**Task directions**
Every single entry below should be reproduced verbatim.

━━━━━ Data listing ━━━━━

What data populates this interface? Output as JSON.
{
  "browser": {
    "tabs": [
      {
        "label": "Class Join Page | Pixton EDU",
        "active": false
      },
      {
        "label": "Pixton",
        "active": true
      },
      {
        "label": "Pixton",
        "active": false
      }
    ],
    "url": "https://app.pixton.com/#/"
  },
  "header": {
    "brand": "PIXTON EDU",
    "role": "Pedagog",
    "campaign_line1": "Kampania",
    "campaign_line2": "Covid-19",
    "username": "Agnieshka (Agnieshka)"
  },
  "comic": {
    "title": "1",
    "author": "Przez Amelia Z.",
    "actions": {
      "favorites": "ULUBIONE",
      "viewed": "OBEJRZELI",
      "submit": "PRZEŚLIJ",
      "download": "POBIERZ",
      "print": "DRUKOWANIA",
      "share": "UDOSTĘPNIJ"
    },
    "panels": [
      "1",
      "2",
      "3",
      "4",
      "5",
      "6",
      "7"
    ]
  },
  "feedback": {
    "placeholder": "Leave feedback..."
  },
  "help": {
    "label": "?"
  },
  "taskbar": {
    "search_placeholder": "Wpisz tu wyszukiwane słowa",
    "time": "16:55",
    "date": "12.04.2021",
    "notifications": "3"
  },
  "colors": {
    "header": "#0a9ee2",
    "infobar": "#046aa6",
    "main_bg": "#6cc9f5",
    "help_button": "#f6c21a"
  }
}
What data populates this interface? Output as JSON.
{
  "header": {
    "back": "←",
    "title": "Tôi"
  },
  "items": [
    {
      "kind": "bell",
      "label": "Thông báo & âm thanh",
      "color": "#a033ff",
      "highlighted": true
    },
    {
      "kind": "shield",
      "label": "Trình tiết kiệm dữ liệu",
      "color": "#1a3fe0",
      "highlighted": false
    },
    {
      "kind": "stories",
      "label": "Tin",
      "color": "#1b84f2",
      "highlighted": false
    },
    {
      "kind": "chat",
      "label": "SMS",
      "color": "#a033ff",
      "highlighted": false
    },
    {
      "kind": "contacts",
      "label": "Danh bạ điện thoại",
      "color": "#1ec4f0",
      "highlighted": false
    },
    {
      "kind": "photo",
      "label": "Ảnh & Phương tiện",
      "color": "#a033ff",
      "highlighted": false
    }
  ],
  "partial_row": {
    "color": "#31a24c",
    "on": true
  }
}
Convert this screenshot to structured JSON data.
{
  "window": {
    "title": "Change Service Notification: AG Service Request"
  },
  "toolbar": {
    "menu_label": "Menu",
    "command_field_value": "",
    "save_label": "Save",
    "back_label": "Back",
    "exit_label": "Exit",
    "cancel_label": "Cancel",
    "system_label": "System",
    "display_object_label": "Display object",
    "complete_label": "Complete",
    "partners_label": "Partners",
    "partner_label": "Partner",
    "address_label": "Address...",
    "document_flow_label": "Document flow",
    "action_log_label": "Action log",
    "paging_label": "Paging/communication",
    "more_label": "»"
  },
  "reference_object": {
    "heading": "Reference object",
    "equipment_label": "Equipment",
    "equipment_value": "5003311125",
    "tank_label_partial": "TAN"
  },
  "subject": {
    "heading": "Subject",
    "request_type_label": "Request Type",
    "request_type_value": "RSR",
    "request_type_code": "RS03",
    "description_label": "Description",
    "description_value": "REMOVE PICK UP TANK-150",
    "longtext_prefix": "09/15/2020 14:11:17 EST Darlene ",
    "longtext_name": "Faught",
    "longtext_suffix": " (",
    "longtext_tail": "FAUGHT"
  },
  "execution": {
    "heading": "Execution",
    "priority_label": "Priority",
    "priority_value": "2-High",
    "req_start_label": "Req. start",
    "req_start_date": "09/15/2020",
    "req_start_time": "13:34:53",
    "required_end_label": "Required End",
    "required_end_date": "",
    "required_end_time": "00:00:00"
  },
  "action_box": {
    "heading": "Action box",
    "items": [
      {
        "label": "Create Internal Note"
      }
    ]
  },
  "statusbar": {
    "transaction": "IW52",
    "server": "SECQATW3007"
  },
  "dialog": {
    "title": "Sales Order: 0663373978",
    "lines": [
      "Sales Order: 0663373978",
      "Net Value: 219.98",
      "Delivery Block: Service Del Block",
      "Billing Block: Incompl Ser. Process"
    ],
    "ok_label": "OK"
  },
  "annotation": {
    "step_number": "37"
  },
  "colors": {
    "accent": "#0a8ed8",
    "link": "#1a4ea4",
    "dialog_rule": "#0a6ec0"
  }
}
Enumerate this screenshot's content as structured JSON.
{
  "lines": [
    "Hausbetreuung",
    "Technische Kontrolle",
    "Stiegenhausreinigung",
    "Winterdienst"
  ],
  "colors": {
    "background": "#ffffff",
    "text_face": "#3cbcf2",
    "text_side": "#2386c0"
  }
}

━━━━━

**Written response**
What data populates this interface? Output as JSON.
{
  "browser": {
    "tabs": [
      {
        "label": "Class Join Page | Pixton EDU",
        "active": false
      },
      {
        "label": "Pixton",
        "active": true
      },
      {
        "label": "Pixton",
        "active": false
      }
    ],
    "url": "https://app.pixton.com/#/"
  },
  "header": {
    "brand": "PIXTON EDU",
    "role": "Pedagog",
    "campaign_line1": "Kampania",
    "campaign_line2": "Covid-19",
    "username": "Agnieshka (Agnieshka)"
  },
  "comic": {
    "title": "1",
    "author": "Przez Amelia Z.",
    "actions": {
      "favorites": "ULUBIONE",
      "viewed": "OBEJRZELI",
      "submit": "PRZEŚLIJ",
      "download": "POBIERZ",
      "print": "DRUKOWANIA",
      "share": "UDOSTĘPNIJ"
    },
    "panels": [
      "1",
      "2",
      "3",
      "4",
      "5",
      "6",
      "7"
    ]
  },
  "feedback": {
    "placeholder": "Leave feedback..."
  },
  "help": {
    "label": "?"
  },
  "taskbar": {
    "search_placeholder": "Wpisz tu wyszukiwane słowa",
    "time": "16:55",
    "date": "12.04.2021",
    "notifications": "3"
  },
  "colors": {
    "header": "#0a9ee2",
    "infobar": "#046aa6",
    "main_bg": "#6cc9f5",
    "help_button": "#f6c21a"
  }
}
What data populates this interface? Output as JSON.
{
  "header": {
    "back": "←",
    "title": "Tôi"
  },
  "items": [
    {
      "kind": "bell",
      "label": "Thông báo & âm thanh",
      "color": "#a033ff",
      "highlighted": true
    },
    {
      "kind": "shield",
      "label": "Trình tiết kiệm dữ liệu",
      "color": "#1a3fe0",
      "highlighted": false
    },
    {
      "kind": "stories",
      "label": "Tin",
      "color": "#1b84f2",
      "highlighted": false
    },
    {
      "kind": "chat",
      "label": "SMS",
      "color": "#a033ff",
      "highlighted": false
    },
    {
      "kind": "contacts",
      "label": "Danh bạ điện thoại",
      "color": "#1ec4f0",
      "highlighted": false
    },
    {
      "kind": "photo",
      "label": "Ảnh & Phương tiện",
      "color": "#a033ff",
      "highlighted": false
    }
  ],
  "partial_row": {
    "color": "#31a24c",
    "on": true
  }
}
Convert this screenshot to structured JSON data.
{
  "window": {
    "title": "Change Service Notification: AG Service Request"
  },
  "toolbar": {
    "menu_label": "Menu",
    "command_field_value": "",
    "save_label": "Save",
    "back_label": "Back",
    "exit_label": "Exit",
    "cancel_label": "Cancel",
    "system_label": "System",
    "display_object_label": "Display object",
    "complete_label": "Complete",
    "partners_label": "Partners",
    "partner_label": "Partner",
    "address_label": "Address...",
    "document_flow_label": "Document flow",
    "action_log_label": "Action log",
    "paging_label": "Paging/communication",
    "more_label": "»"
  },
  "reference_object": {
    "heading": "Reference object",
    "equipment_label": "Equipment",
    "equipment_value": "5003311125",
    "tank_label_partial": "TAN"
  },
  "subject": {
    "heading": "Subject",
    "request_type_label": "Request Type",
    "request_type_value": "RSR",
    "request_type_code": "RS03",
    "description_label": "Description",
    "description_value": "REMOVE PICK UP TANK-150",
    "longtext_prefix": "09/15/2020 14:11:17 EST Darlene ",
    "longtext_name": "Faught",
    "longtext_suffix": " (",
    "longtext_tail": "FAUGHT"
  },
  "execution": {
    "heading": "Execution",
    "priority_label": "Priority",
    "priority_value": "2-High",
    "req_start_label": "Req. start",
    "req_start_date": "09/15/2020",
    "req_start_time": "13:34:53",
    "required_end_label": "Required End",
    "required_end_date": "",
    "required_end_time": "00:00:00"
  },
  "action_box": {
    "heading": "Action box",
    "items": [
      {
        "label": "Create Internal Note"
      }
    ]
  },
  "statusbar": {
    "transaction": "IW52",
    "server": "SECQATW3007"
  },
  "dialog": {
    "title": "Sales Order: 0663373978",
    "lines": [
      "Sales Order: 0663373978",
      "Net Value: 219.98",
      "Delivery Block: Service Del Block",
      "Billing Block: Incompl Ser. Process"
    ],
    "ok_label": "OK"
  },
  "annotation": {
    "step_number": "37"
  },
  "colors": {
    "accent": "#0a8ed8",
    "link": "#1a4ea4",
    "dialog_rule": "#0a6ec0"
  }
}
Enumerate this screenshot's content as structured JSON.
{
  "lines": [
    "Hausbetreuung",
    "Technische Kontrolle",
    "Stiegenhausreinigung",
    "Winterdienst"
  ],
  "colors": {
    "background": "#ffffff",
    "text_face": "#3cbcf2",
    "text_side": "#2386c0"
  }
}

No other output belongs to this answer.